It is among one of the most quintessential experiences of Banaras which one should not miss. Being one of the oldest ghats it has many lores attached to it. As the name suggests, Manikarnika means Jewel of the Ear or earring wherein “Jewel” stands for “Mani” and Karnika stands for “ring of the ear” respectively. So according to one of the most famous lore, Mata Sati sacrificed her life for Lord Shiva after her father humiliated her husband – The Shiva in a Yagna. Then Lord took her body in his arms and wanted to take it to the Himalayas. During this time, looking at the unending sorrow of Lord Shiva, Lord Vishnu sent his divine chakra to cut the body of Mata Sati into 51 pieces which fell on different parts of the earth. Here, as the earring of Mata Sati fell at this place, so the place came to be known as Manikarnika. This is one of the Shakti Peethas of Mata Sati.
The “Kashi Vishwanath ki Nagri”, as Varanasi is famously called is known for Manikarnika Ghat when it came to the stories of birth and death. The ghat is also known as Maha Shamshana because here the death is celebrated at every hour, at every moment. It is said that the smoke of the fire here never goes to rest. On average, approximately 180-200 bodies are cremated here every day. Remorseful chants of “Ram Naam Satya Hai” – (true is the name of Lord) are sung at every hour of the day and there is smoke everywhere as the bodies are cremated for their eternal peace.
It is weird and bizarre to see how tourists from all over the world who visit here have a fascination to visit this place to see this last-minute journey of a soul. Broadly if we see, then one can say that this is the ultimate reality of life. Nothing but the ultimate truth.
Another ghat that reminds us of mortality and tells us how transient everything is, is none other than the Harishchandra ghat. This is the place where again the burning of the corpse takes place and is called a place of second burning. This is because of this reason that this ghat is being named as Adi Manikarnika (Manikarnika ghat being the original cremation ground). The ghat has the same relevance as Manikarnika ghat of providing a Moksha – (ultimate salvation) to a soul cremated here. Hindus from distant places bring their dead relatives here to perform the last rites.

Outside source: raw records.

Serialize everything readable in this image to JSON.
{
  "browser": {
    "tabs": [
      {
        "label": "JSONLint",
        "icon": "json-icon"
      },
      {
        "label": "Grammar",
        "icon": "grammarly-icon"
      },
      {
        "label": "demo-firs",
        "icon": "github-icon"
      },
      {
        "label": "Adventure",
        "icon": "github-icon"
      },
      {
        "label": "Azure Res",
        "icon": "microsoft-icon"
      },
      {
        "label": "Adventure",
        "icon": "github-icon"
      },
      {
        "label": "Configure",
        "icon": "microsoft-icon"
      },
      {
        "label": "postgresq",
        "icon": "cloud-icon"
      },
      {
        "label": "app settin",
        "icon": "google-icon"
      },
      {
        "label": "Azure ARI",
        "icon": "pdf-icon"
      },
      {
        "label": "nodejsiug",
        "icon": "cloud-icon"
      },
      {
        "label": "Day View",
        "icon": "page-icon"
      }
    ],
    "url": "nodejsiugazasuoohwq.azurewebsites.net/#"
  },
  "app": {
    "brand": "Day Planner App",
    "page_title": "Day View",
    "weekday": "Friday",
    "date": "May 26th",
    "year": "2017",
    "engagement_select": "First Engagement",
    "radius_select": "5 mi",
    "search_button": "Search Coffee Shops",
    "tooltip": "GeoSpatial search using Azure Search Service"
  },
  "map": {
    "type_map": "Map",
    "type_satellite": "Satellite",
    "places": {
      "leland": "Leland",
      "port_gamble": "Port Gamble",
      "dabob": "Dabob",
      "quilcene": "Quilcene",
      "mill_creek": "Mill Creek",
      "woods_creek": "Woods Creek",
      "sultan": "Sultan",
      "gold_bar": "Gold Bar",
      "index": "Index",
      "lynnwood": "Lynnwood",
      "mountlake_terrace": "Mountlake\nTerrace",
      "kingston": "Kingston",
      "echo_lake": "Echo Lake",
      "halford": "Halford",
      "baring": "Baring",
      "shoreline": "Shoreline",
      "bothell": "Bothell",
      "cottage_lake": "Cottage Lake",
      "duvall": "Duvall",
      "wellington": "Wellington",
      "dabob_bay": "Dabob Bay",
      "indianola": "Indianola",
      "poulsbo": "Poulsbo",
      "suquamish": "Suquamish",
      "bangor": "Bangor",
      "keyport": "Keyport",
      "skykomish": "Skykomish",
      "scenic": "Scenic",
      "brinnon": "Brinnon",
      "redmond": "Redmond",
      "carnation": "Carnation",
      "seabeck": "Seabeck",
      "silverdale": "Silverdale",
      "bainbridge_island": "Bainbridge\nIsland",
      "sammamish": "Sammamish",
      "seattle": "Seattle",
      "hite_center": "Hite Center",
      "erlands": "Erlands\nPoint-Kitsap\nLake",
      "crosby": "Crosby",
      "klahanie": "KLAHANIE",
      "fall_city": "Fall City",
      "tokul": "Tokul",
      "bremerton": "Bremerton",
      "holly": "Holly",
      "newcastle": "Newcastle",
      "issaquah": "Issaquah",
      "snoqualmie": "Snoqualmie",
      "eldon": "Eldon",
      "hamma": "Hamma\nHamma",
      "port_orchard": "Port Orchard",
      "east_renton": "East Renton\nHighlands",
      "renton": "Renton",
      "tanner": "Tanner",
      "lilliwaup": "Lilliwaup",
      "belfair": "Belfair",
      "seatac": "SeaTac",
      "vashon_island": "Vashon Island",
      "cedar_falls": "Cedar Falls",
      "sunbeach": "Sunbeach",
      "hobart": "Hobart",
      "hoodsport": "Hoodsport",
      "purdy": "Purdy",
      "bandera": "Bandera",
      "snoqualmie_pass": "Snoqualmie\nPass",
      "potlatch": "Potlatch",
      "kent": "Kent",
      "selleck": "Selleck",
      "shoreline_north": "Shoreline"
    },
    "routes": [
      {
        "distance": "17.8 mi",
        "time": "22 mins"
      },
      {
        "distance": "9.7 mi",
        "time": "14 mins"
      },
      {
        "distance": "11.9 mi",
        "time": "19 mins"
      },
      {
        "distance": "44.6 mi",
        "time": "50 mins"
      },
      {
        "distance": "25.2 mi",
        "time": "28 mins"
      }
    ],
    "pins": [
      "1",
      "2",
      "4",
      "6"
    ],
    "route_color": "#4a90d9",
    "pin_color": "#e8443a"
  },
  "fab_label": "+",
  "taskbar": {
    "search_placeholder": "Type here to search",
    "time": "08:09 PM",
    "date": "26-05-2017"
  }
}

As the name of the ghat, it is named after the mythological King Harish Chandra, who once worked at the cremation ground here for the perseverance of truth and reality. It is because of this deed of the King Gods rewarded him of by restoring his lost throne and his dead son to him. However, in the late 1980s, the ghat was given a modernized version when an electric crematorium was opened here.
On the Sonarpura road is the narrow Kedar Gali leading to Kedar Ghat. Kedar Ghat is one of the oldest and the maximum visited religious ghats of Varanasi. The Kedar Ghat houses the Gauri Kund, a small water pool that has a picture of Gauri, Lord Shiva’s wife within the eastern wall.

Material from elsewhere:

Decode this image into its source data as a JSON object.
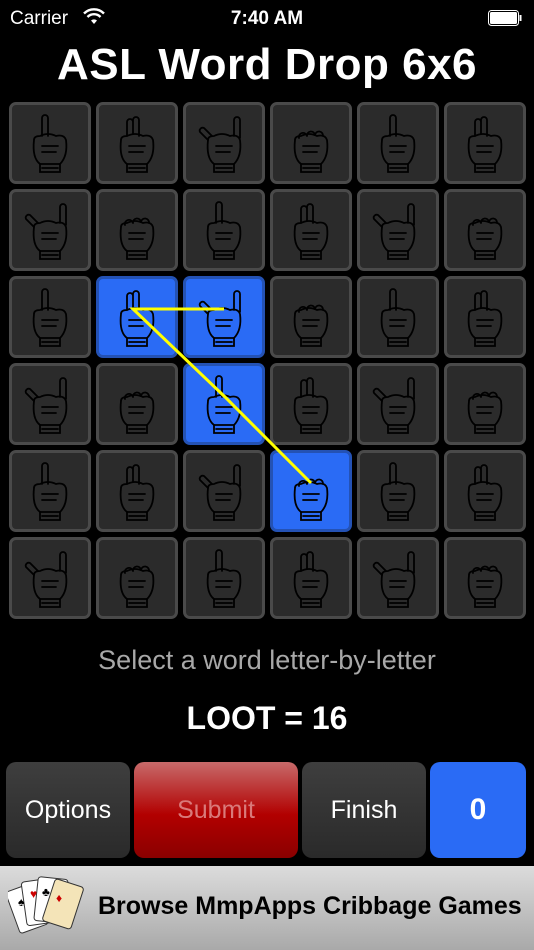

It is stated that the water on this Kund has remedial properties. The Kedareswara Shiva Temple, on the Kedar Ghat, has great mythological significance and it is believed that anyone who visits this temple receives similar bliss and blessings as traveling to Kedarnath Temple which is one of the twelve Jyotirlingas in India. The ancient temple of Kedareshwara is especially revered by Pilgrims from South India. The Government of Uttar Pradesh has renovated this ghat with a proper base in 1958.
So these are only a few of the ghats which are prominently looked in and searched for by people from all over the world due to the religious and life and death activities related to them. But once in the city of Varanasi, you will be amazed to witness the ghat life. So any plans to travel, if yes, please share your reviews with us.